-- EXERCISE INPUT follows --

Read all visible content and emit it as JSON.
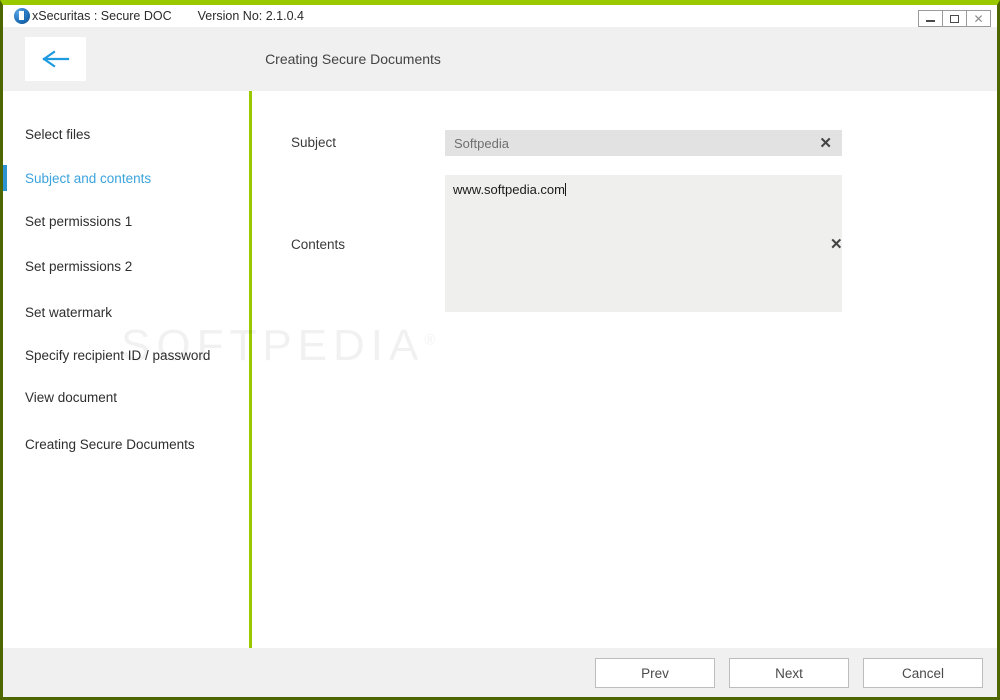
{
  "window": {
    "title": "xSecuritas : Secure DOC",
    "version": "Version No: 2.1.0.4",
    "app_icon": "document-shield-icon",
    "controls": {
      "minimize": "minimize-icon",
      "maximize": "maximize-icon",
      "close": "✕"
    },
    "colors": {
      "border_top": "#9ac900",
      "border_side": "#4d6600",
      "accent_green": "#9ac900",
      "accent_blue": "#3ba3dd",
      "header_band": "#f0f0f0"
    }
  },
  "header": {
    "back_icon": "arrow-left-icon",
    "title": "Creating Secure Documents"
  },
  "sidebar": {
    "items": [
      {
        "label": "Select files",
        "active": false
      },
      {
        "label": "Subject and contents",
        "active": true
      },
      {
        "label": "Set permissions 1",
        "active": false
      },
      {
        "label": "Set permissions 2",
        "active": false
      },
      {
        "label": "Set watermark",
        "active": false
      },
      {
        "label": "Specify recipient ID / password",
        "active": false
      },
      {
        "label": "View document",
        "active": false
      },
      {
        "label": "Creating Secure Documents",
        "active": false
      }
    ]
  },
  "form": {
    "subject": {
      "label": "Subject",
      "value": "Softpedia",
      "clear_icon": "✕"
    },
    "contents": {
      "label": "Contents",
      "value": "www.softpedia.com",
      "clear_icon": "✕"
    }
  },
  "watermark": {
    "text": "SOFTPEDIA",
    "mark": "®"
  },
  "footer": {
    "buttons": [
      {
        "label": "Prev"
      },
      {
        "label": "Next"
      },
      {
        "label": "Cancel"
      }
    ]
  }
}
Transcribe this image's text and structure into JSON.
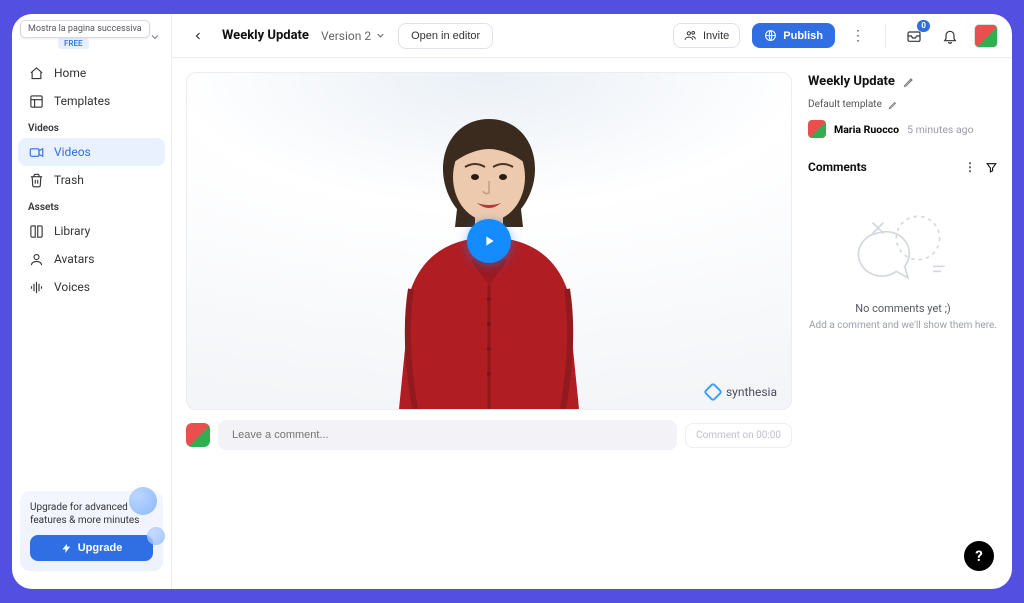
{
  "tooltip": "Mostra la pagina successiva",
  "plan_badge": "FREE",
  "sidebar": {
    "nav": [
      {
        "label": "Home"
      },
      {
        "label": "Templates"
      }
    ],
    "sections": [
      {
        "title": "Videos",
        "items": [
          {
            "label": "Videos",
            "active": true
          },
          {
            "label": "Trash"
          }
        ]
      },
      {
        "title": "Assets",
        "items": [
          {
            "label": "Library"
          },
          {
            "label": "Avatars"
          },
          {
            "label": "Voices"
          }
        ]
      }
    ],
    "upgrade": {
      "text": "Upgrade for advanced features & more minutes",
      "button": "Upgrade"
    }
  },
  "topbar": {
    "title": "Weekly Update",
    "version": "Version 2",
    "open_editor": "Open in editor",
    "invite": "Invite",
    "publish": "Publish",
    "notifications_count": "0"
  },
  "video": {
    "watermark": "synthesia"
  },
  "comment_box": {
    "placeholder": "Leave a comment...",
    "timestamp_button": "Comment on 00:00"
  },
  "right": {
    "title": "Weekly Update",
    "subtitle": "Default template",
    "author": "Maria Ruocco",
    "time": "5 minutes ago",
    "comments_header": "Comments",
    "empty_heading": "No comments yet ;)",
    "empty_sub": "Add a comment and we'll show them here."
  },
  "help": "?"
}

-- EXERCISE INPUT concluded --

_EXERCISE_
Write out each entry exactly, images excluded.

_WORKED SOLUTION_
Read all visible content and emit it as JSON.
{
  "window": {
    "title": "xSecuritas : Secure DOC",
    "version": "Version No: 2.1.0.4",
    "app_icon": "document-shield-icon",
    "controls": {
      "minimize": "minimize-icon",
      "maximize": "maximize-icon",
      "close": "✕"
    },
    "colors": {
      "border_top": "#9ac900",
      "border_side": "#4d6600",
      "accent_green": "#9ac900",
      "accent_blue": "#3ba3dd",
      "header_band": "#f0f0f0"
    }
  },
  "header": {
    "back_icon": "arrow-left-icon",
    "title": "Creating Secure Documents"
  },
  "sidebar": {
    "items": [
      {
        "label": "Select files",
        "active": false
      },
      {
        "label": "Subject and contents",
        "active": true
      },
      {
        "label": "Set permissions 1",
        "active": false
      },
      {
        "label": "Set permissions 2",
        "active": false
      },
      {
        "label": "Set watermark",
        "active": false
      },
      {
        "label": "Specify recipient ID / password",
        "active": false
      },
      {
        "label": "View document",
        "active": false
      },
      {
        "label": "Creating Secure Documents",
        "active": false
      }
    ]
  },
  "form": {
    "subject": {
      "label": "Subject",
      "value": "Softpedia",
      "clear_icon": "✕"
    },
    "contents": {
      "label": "Contents",
      "value": "www.softpedia.com",
      "clear_icon": "✕"
    }
  },
  "watermark": {
    "text": "SOFTPEDIA",
    "mark": "®"
  },
  "footer": {
    "buttons": [
      {
        "label": "Prev"
      },
      {
        "label": "Next"
      },
      {
        "label": "Cancel"
      }
    ]
  }
}
Transcribe this image's text and structure into JSON.
{
  "tooltip": "Mostra la pagina successiva",
  "plan_badge": "FREE",
  "sidebar": {
    "nav": [
      {
        "label": "Home"
      },
      {
        "label": "Templates"
      }
    ],
    "sections": [
      {
        "title": "Videos",
        "items": [
          {
            "label": "Videos",
            "active": true
          },
          {
            "label": "Trash"
          }
        ]
      },
      {
        "title": "Assets",
        "items": [
          {
            "label": "Library"
          },
          {
            "label": "Avatars"
          },
          {
            "label": "Voices"
          }
        ]
      }
    ],
    "upgrade": {
      "text": "Upgrade for advanced features & more minutes",
      "button": "Upgrade"
    }
  },
  "topbar": {
    "title": "Weekly Update",
    "version": "Version 2",
    "open_editor": "Open in editor",
    "invite": "Invite",
    "publish": "Publish",
    "notifications_count": "0"
  },
  "video": {
    "watermark": "synthesia"
  },
  "comment_box": {
    "placeholder": "Leave a comment...",
    "timestamp_button": "Comment on 00:00"
  },
  "right": {
    "title": "Weekly Update",
    "subtitle": "Default template",
    "author": "Maria Ruocco",
    "time": "5 minutes ago",
    "comments_header": "Comments",
    "empty_heading": "No comments yet ;)",
    "empty_sub": "Add a comment and we'll show them here."
  },
  "help": "?"
}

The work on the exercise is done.